The most exciting thing about new technologies in industry is that machines can communicate with one another as well as with humans, workpieces, and so forth. This provides opportunities for machine learning, for increased flexibility and speed, and for many new capabilities we haven’t even dreamed of yet.
The most frightening thing about new technologies in industry is that machines can communicate with one another as well as with humans, workpieces, and so forth. This provides opportunities for hacking, cybercrime, and sabotage we haven’t even dreamed of yet.
Worry about security is one of the biggest obstacles to moving forward with Industy 4.0. The idea of adding machines and therefore people outside the plant to the security equation is a major concern for many decision makers.

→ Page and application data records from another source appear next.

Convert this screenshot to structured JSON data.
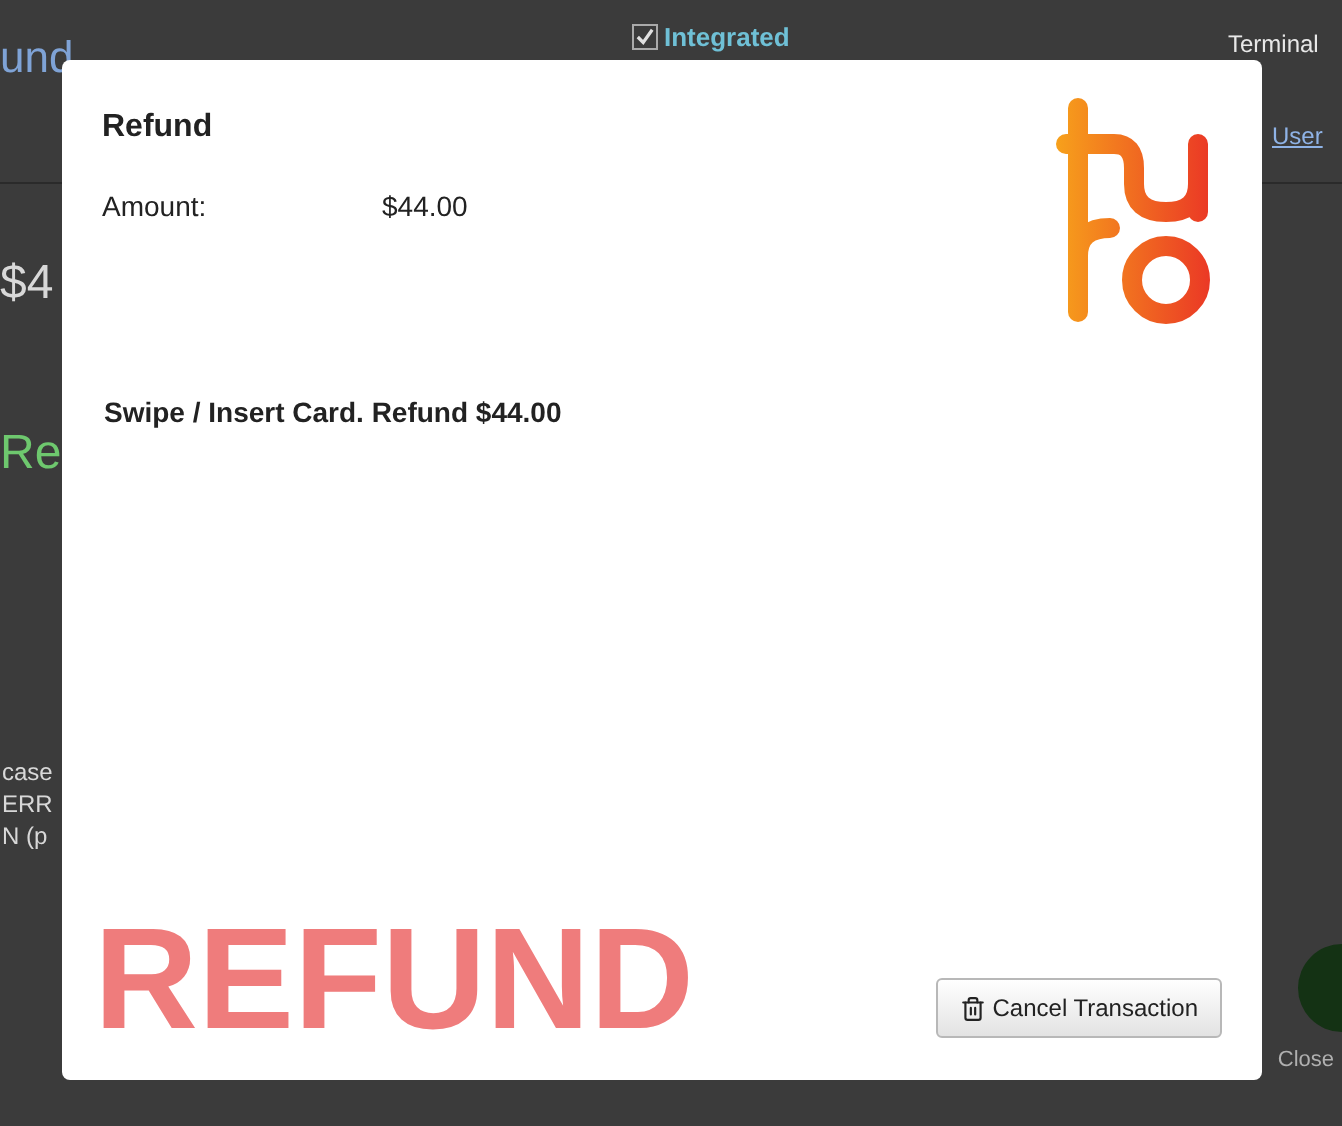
{
  "background_page": {
    "header_fragment": "und",
    "integrated": {
      "label": "Integrated",
      "checked": true
    },
    "terminal_label": "Terminal",
    "user_link": "User",
    "amount_fragment": "$4",
    "status_fragment": "Re",
    "log_lines": [
      "case",
      "ERR",
      "N (p"
    ],
    "close_label": "Close"
  },
  "dialog": {
    "title": "Refund",
    "amount_label": "Amount:",
    "amount_value": "$44.00",
    "message": "Swipe / Insert Card. Refund $44.00",
    "banner": "REFUND",
    "cancel_button": "Cancel Transaction"
  }
}
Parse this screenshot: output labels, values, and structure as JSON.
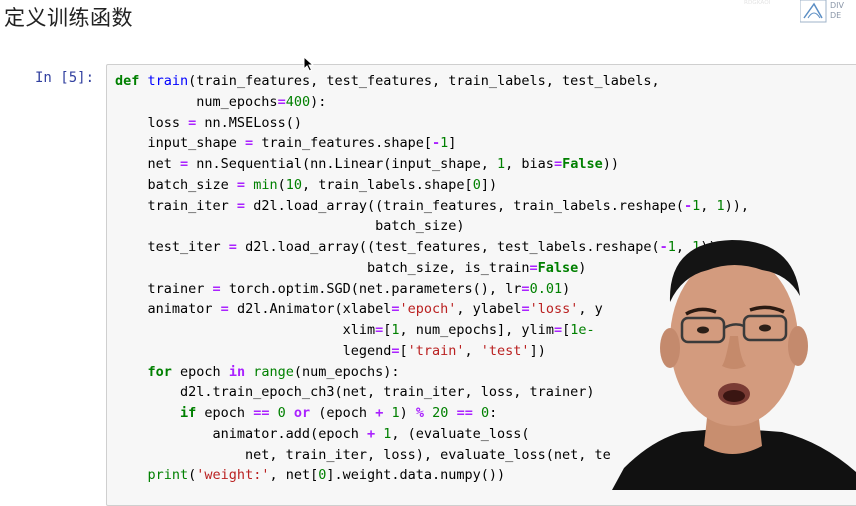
{
  "page": {
    "heading": "定义训练函数",
    "faint_caption": "ᴿᴰᴳᴷᴬᴼᴵ"
  },
  "logo": {
    "text_line1": "DIV",
    "text_line2": "DE"
  },
  "cell": {
    "prompt": "In [5]:",
    "code_lines": [
      [
        {
          "t": "def",
          "c": "kw"
        },
        {
          "t": " ",
          "c": "txt"
        },
        {
          "t": "train",
          "c": "fn"
        },
        {
          "t": "(train_features, test_features, train_labels, test_labels,",
          "c": "txt"
        }
      ],
      [
        {
          "t": "          num_epochs",
          "c": "txt"
        },
        {
          "t": "=",
          "c": "op"
        },
        {
          "t": "400",
          "c": "num"
        },
        {
          "t": "):",
          "c": "txt"
        }
      ],
      [
        {
          "t": "    loss ",
          "c": "txt"
        },
        {
          "t": "=",
          "c": "op"
        },
        {
          "t": " nn.MSELoss()",
          "c": "txt"
        }
      ],
      [
        {
          "t": "    input_shape ",
          "c": "txt"
        },
        {
          "t": "=",
          "c": "op"
        },
        {
          "t": " train_features.shape[",
          "c": "txt"
        },
        {
          "t": "-",
          "c": "op"
        },
        {
          "t": "1",
          "c": "num"
        },
        {
          "t": "]",
          "c": "txt"
        }
      ],
      [
        {
          "t": "    net ",
          "c": "txt"
        },
        {
          "t": "=",
          "c": "op"
        },
        {
          "t": " nn.Sequential(nn.Linear(input_shape, ",
          "c": "txt"
        },
        {
          "t": "1",
          "c": "num"
        },
        {
          "t": ", bias",
          "c": "txt"
        },
        {
          "t": "=",
          "c": "op"
        },
        {
          "t": "False",
          "c": "kw"
        },
        {
          "t": "))",
          "c": "txt"
        }
      ],
      [
        {
          "t": "    batch_size ",
          "c": "txt"
        },
        {
          "t": "=",
          "c": "op"
        },
        {
          "t": " ",
          "c": "txt"
        },
        {
          "t": "min",
          "c": "bi"
        },
        {
          "t": "(",
          "c": "txt"
        },
        {
          "t": "10",
          "c": "num"
        },
        {
          "t": ", train_labels.shape[",
          "c": "txt"
        },
        {
          "t": "0",
          "c": "num"
        },
        {
          "t": "])",
          "c": "txt"
        }
      ],
      [
        {
          "t": "    train_iter ",
          "c": "txt"
        },
        {
          "t": "=",
          "c": "op"
        },
        {
          "t": " d2l.load_array((train_features, train_labels.reshape(",
          "c": "txt"
        },
        {
          "t": "-",
          "c": "op"
        },
        {
          "t": "1",
          "c": "num"
        },
        {
          "t": ", ",
          "c": "txt"
        },
        {
          "t": "1",
          "c": "num"
        },
        {
          "t": ")),",
          "c": "txt"
        }
      ],
      [
        {
          "t": "                                batch_size)",
          "c": "txt"
        }
      ],
      [
        {
          "t": "    test_iter ",
          "c": "txt"
        },
        {
          "t": "=",
          "c": "op"
        },
        {
          "t": " d2l.load_array((test_features, test_labels.reshape(",
          "c": "txt"
        },
        {
          "t": "-",
          "c": "op"
        },
        {
          "t": "1",
          "c": "num"
        },
        {
          "t": ", ",
          "c": "txt"
        },
        {
          "t": "1",
          "c": "num"
        },
        {
          "t": ")),",
          "c": "txt"
        }
      ],
      [
        {
          "t": "                               batch_size, is_train",
          "c": "txt"
        },
        {
          "t": "=",
          "c": "op"
        },
        {
          "t": "False",
          "c": "kw"
        },
        {
          "t": ")",
          "c": "txt"
        }
      ],
      [
        {
          "t": "    trainer ",
          "c": "txt"
        },
        {
          "t": "=",
          "c": "op"
        },
        {
          "t": " torch.optim.SGD(net.parameters(), lr",
          "c": "txt"
        },
        {
          "t": "=",
          "c": "op"
        },
        {
          "t": "0.01",
          "c": "num"
        },
        {
          "t": ")",
          "c": "txt"
        }
      ],
      [
        {
          "t": "    animator ",
          "c": "txt"
        },
        {
          "t": "=",
          "c": "op"
        },
        {
          "t": " d2l.Animator(xlabel",
          "c": "txt"
        },
        {
          "t": "=",
          "c": "op"
        },
        {
          "t": "'epoch'",
          "c": "str"
        },
        {
          "t": ", ylabel",
          "c": "txt"
        },
        {
          "t": "=",
          "c": "op"
        },
        {
          "t": "'loss'",
          "c": "str"
        },
        {
          "t": ", y",
          "c": "txt"
        }
      ],
      [
        {
          "t": "                            xlim",
          "c": "txt"
        },
        {
          "t": "=",
          "c": "op"
        },
        {
          "t": "[",
          "c": "txt"
        },
        {
          "t": "1",
          "c": "num"
        },
        {
          "t": ", num_epochs], ylim",
          "c": "txt"
        },
        {
          "t": "=",
          "c": "op"
        },
        {
          "t": "[",
          "c": "txt"
        },
        {
          "t": "1e-",
          "c": "num"
        }
      ],
      [
        {
          "t": "                            legend",
          "c": "txt"
        },
        {
          "t": "=",
          "c": "op"
        },
        {
          "t": "[",
          "c": "txt"
        },
        {
          "t": "'train'",
          "c": "str"
        },
        {
          "t": ", ",
          "c": "txt"
        },
        {
          "t": "'test'",
          "c": "str"
        },
        {
          "t": "])",
          "c": "txt"
        }
      ],
      [
        {
          "t": "    ",
          "c": "txt"
        },
        {
          "t": "for",
          "c": "kw"
        },
        {
          "t": " epoch ",
          "c": "txt"
        },
        {
          "t": "in",
          "c": "op"
        },
        {
          "t": " ",
          "c": "txt"
        },
        {
          "t": "range",
          "c": "bi"
        },
        {
          "t": "(num_epochs):",
          "c": "txt"
        }
      ],
      [
        {
          "t": "        d2l.train_epoch_ch3(net, train_iter, loss, trainer)",
          "c": "txt"
        }
      ],
      [
        {
          "t": "        ",
          "c": "txt"
        },
        {
          "t": "if",
          "c": "kw"
        },
        {
          "t": " epoch ",
          "c": "txt"
        },
        {
          "t": "==",
          "c": "op"
        },
        {
          "t": " ",
          "c": "txt"
        },
        {
          "t": "0",
          "c": "num"
        },
        {
          "t": " ",
          "c": "txt"
        },
        {
          "t": "or",
          "c": "op"
        },
        {
          "t": " (epoch ",
          "c": "txt"
        },
        {
          "t": "+",
          "c": "op"
        },
        {
          "t": " ",
          "c": "txt"
        },
        {
          "t": "1",
          "c": "num"
        },
        {
          "t": ") ",
          "c": "txt"
        },
        {
          "t": "%",
          "c": "op"
        },
        {
          "t": " ",
          "c": "txt"
        },
        {
          "t": "20",
          "c": "num"
        },
        {
          "t": " ",
          "c": "txt"
        },
        {
          "t": "==",
          "c": "op"
        },
        {
          "t": " ",
          "c": "txt"
        },
        {
          "t": "0",
          "c": "num"
        },
        {
          "t": ":",
          "c": "txt"
        }
      ],
      [
        {
          "t": "            animator.add(epoch ",
          "c": "txt"
        },
        {
          "t": "+",
          "c": "op"
        },
        {
          "t": " ",
          "c": "txt"
        },
        {
          "t": "1",
          "c": "num"
        },
        {
          "t": ", (evaluate_loss(",
          "c": "txt"
        }
      ],
      [
        {
          "t": "                net, train_iter, loss), evaluate_loss(net, te",
          "c": "txt"
        }
      ],
      [
        {
          "t": "    ",
          "c": "txt"
        },
        {
          "t": "print",
          "c": "bi"
        },
        {
          "t": "(",
          "c": "txt"
        },
        {
          "t": "'weight:'",
          "c": "str"
        },
        {
          "t": ", net[",
          "c": "txt"
        },
        {
          "t": "0",
          "c": "num"
        },
        {
          "t": "].weight.data.numpy())",
          "c": "txt"
        }
      ]
    ]
  },
  "colors": {
    "keyword": "#008000",
    "function_name": "#0000ff",
    "string": "#ba2121",
    "operator": "#aa22ff",
    "prompt": "#303f9f",
    "code_background": "#f7f7f7"
  },
  "icons": {
    "cursor": "mouse-pointer-icon",
    "logo": "d2l-logo-icon"
  }
}
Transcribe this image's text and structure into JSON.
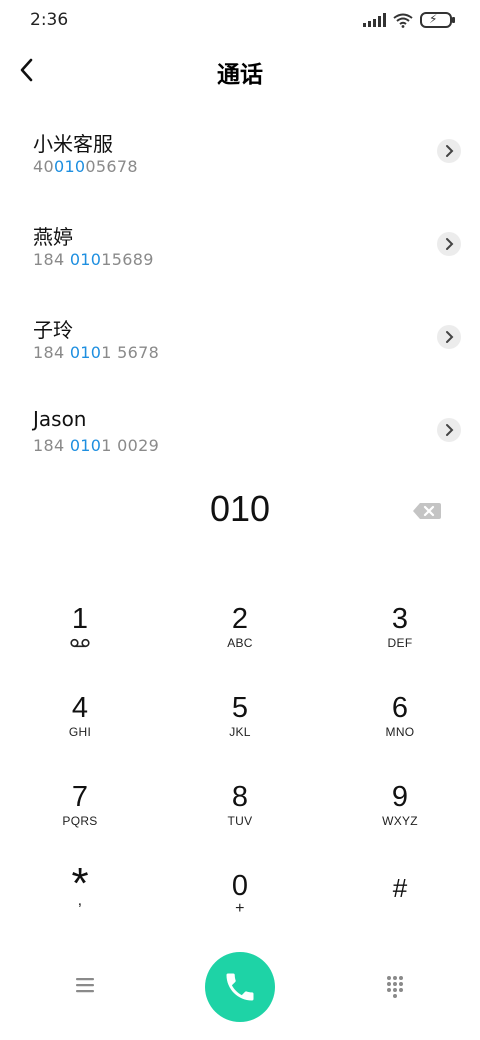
{
  "status": {
    "time": "2:36"
  },
  "header": {
    "title": "通话"
  },
  "contacts": [
    {
      "name": "小米客服",
      "num_pre": "40",
      "num_hl": "010",
      "num_post": "05678"
    },
    {
      "name": "燕婷",
      "num_pre": "184 ",
      "num_hl": "010",
      "num_post": "15689"
    },
    {
      "name": "子玲",
      "num_pre": "184 ",
      "num_hl": "010",
      "num_post": "1 5678"
    },
    {
      "name": "Jason",
      "num_pre": "184 ",
      "num_hl": "010",
      "num_post": "1 0029"
    }
  ],
  "entry": {
    "value": "010"
  },
  "keypad": [
    {
      "digit": "1",
      "letters": ""
    },
    {
      "digit": "2",
      "letters": "ABC"
    },
    {
      "digit": "3",
      "letters": "DEF"
    },
    {
      "digit": "4",
      "letters": "GHI"
    },
    {
      "digit": "5",
      "letters": "JKL"
    },
    {
      "digit": "6",
      "letters": "MNO"
    },
    {
      "digit": "7",
      "letters": "PQRS"
    },
    {
      "digit": "8",
      "letters": "TUV"
    },
    {
      "digit": "9",
      "letters": "WXYZ"
    },
    {
      "digit": "*",
      "letters": ","
    },
    {
      "digit": "0",
      "letters": "+"
    },
    {
      "digit": "#",
      "letters": ""
    }
  ],
  "colors": {
    "highlight": "#1e8fe0",
    "call_button": "#1ed3a6"
  },
  "icons": {
    "voicemail": "voicemail-icon",
    "backspace": "backspace-icon",
    "call": "phone-icon",
    "menu": "menu-icon",
    "dialpad": "dialpad-icon"
  }
}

As is so often the case, there’s a human element that often gets left out of these discussions. The most common threat to security is not the criminal mastermind who manages to hack into the system. It’s the guy who leaves his computer on and logged in when he leaves for lunch. Oh, and leaves his office door open, and the papers he was working with out on the desk. That’s the usual source of data breaches.
Packaging World magazine did a survey recently which illustrates this point perfectly. In the survey, they discovered that 51% — just over half — of the companies they surveyed had a policy specifying who is allowed to add new devices to a network.
That was the good news. Only 26% have recovery plans in place. Only 19% have a tech plan that addresses cybersecurity at all. Only 14% have analyzed their systems to figure out where data is located. Only 9% follow ISA99 cybersecurity standards.
And yet the same survey found that 71% of OEMs responding would provide remote service for their machinery if they had access. 39% would offer software updates. 32% would provide predictive maintenance services. 29% would monitor and report on their machinery.
These are familiar services for computer owners. They would probably be highly beneficial for the end users involved in the survey. But these services are not available to end users, the OEMs said, because they are not allowed access.
The lack of cybersecurity action beyond refusing access is startling. But the problem is not that the end users are insecure if they allow access. Instead, it’s that they won’t allow access because they’re insecure.
How’s your cybersecurity?